Project History

PHASE 1 - Building the Project Vox website and adapting Duke philosophy courses to include women philosophers
Project Vox began in spring 2014 with the planning and development of a highly interactive, open-source website enabling philosophers to incorporate texts by women in the early modern period (initially scoped to 4 philosophers) into their existing courses and investigation into best practices for such incorporation of women’s texts through the experimentation in the PHIL 201 course at Duke. This phase ended in March 2015.

PHASE 2 - Expanding and improving the website, content, and courses, and building partnerships
During late 2015 - early 2016 the team implemented a number of improvements and expansions to the website and its content and began refining and documenting our workflows and methods for gathering, reviewing, and adding new site content. Acquisitions and digitization by the David M. Rubenstein Rare Book and Manuscript Library provided the project team with new materials for the site as well as for use in undergraduate courses, including a course created for the fall 2015 launch of Duke's Archives Alive program

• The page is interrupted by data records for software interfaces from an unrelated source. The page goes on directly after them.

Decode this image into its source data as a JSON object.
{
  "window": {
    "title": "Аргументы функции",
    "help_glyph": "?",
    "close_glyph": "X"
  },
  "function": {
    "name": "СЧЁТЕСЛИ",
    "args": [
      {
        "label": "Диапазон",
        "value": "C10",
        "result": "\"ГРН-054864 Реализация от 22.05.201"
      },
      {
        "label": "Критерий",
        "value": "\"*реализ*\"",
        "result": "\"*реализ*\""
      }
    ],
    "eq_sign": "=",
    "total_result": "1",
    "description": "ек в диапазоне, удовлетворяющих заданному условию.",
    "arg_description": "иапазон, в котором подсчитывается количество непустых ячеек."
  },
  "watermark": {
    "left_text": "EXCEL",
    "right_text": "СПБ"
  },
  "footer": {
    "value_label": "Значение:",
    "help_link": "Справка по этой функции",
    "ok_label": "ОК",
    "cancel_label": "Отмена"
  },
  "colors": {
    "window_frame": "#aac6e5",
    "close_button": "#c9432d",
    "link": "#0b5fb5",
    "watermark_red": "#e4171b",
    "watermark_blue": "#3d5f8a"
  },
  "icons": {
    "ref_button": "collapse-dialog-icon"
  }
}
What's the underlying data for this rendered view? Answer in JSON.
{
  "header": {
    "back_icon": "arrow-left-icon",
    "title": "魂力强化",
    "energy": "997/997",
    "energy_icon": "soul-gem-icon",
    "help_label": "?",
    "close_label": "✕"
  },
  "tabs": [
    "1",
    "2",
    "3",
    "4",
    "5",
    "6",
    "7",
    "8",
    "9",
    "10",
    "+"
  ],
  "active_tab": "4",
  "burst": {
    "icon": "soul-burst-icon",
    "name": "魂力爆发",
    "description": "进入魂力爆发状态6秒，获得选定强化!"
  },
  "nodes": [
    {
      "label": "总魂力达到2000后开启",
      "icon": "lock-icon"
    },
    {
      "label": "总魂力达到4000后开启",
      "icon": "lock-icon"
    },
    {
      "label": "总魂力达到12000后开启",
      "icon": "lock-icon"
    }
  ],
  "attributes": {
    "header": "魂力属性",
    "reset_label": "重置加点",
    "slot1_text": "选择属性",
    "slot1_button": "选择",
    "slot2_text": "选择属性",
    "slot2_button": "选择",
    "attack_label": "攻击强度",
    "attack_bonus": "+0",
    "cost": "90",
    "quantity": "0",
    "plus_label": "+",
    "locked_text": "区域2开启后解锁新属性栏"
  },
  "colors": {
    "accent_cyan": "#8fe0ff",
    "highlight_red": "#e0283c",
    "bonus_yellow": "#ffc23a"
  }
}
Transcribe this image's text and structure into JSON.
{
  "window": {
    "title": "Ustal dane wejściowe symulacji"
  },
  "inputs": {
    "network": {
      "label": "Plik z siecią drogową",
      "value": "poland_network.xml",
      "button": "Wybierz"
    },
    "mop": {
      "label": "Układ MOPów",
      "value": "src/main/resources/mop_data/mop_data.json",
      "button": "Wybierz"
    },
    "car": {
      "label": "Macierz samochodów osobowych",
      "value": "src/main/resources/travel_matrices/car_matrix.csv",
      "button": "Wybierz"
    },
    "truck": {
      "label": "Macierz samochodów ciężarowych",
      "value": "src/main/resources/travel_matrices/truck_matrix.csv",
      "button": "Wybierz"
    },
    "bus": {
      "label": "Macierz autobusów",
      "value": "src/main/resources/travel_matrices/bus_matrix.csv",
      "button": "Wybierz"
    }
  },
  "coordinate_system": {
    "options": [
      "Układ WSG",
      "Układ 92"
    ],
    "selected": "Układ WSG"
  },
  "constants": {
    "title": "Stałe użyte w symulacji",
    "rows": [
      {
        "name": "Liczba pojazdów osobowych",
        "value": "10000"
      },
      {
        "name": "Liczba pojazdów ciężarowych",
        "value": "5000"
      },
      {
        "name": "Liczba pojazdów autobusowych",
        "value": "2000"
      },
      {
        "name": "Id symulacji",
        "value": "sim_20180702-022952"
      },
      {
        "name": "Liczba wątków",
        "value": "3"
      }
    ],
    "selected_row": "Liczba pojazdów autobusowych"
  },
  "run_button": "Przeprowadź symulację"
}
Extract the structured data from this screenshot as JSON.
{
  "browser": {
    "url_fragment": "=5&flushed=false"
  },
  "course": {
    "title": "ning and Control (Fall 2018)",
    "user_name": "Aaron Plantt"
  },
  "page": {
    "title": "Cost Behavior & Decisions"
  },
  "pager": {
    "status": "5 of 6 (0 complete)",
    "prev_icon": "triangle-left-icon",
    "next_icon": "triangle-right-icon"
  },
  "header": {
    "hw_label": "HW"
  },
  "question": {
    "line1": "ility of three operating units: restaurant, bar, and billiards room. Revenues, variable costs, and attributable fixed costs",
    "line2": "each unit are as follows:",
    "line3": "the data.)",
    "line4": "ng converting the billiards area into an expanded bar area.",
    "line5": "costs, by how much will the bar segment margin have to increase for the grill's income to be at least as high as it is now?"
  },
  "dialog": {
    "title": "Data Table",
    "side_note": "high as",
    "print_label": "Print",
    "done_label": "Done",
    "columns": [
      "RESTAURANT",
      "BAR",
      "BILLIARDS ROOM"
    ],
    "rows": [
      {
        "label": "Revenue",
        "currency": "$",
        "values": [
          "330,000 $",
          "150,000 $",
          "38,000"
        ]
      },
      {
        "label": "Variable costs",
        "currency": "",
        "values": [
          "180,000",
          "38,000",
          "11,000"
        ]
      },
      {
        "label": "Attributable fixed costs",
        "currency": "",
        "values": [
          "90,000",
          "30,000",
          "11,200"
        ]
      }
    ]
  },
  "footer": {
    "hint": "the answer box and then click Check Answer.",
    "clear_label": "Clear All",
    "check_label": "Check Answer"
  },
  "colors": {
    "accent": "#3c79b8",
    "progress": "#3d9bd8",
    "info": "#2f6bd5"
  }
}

PHASE 3 - Engaging and expanding the user community
In summer 2016 the team began defining its academic user community using Google Analytics. In 2016-2017 the project will survey these users to identify ways to improve the site's usability and content for undergraduate philosophy instruction. This phase will also focus on building stronger cross-institutional cooperation with Advisory Board members and their related projects.

PHASE 4 - Migrated to Wordpress

People Involved With The Project

  • Andrew Janiak, Creed C. Black Professor Philosophy (Primary Investigator)
  • Adela Deanova, PhD candidate Philosophy (Project Manager)
  • Cheryl Thomas, Librarian for Philosophy and French Canadian Literature, Duke University Libraries (Consultant)
  • Beatriz Wallace, Masters Candidate, Experimental and Documentary Arts (Designer; Developer; Technology Support)
  • Divya Rajaram, Masters Candidate, Master of Engineering Management (Developer)

Project Videos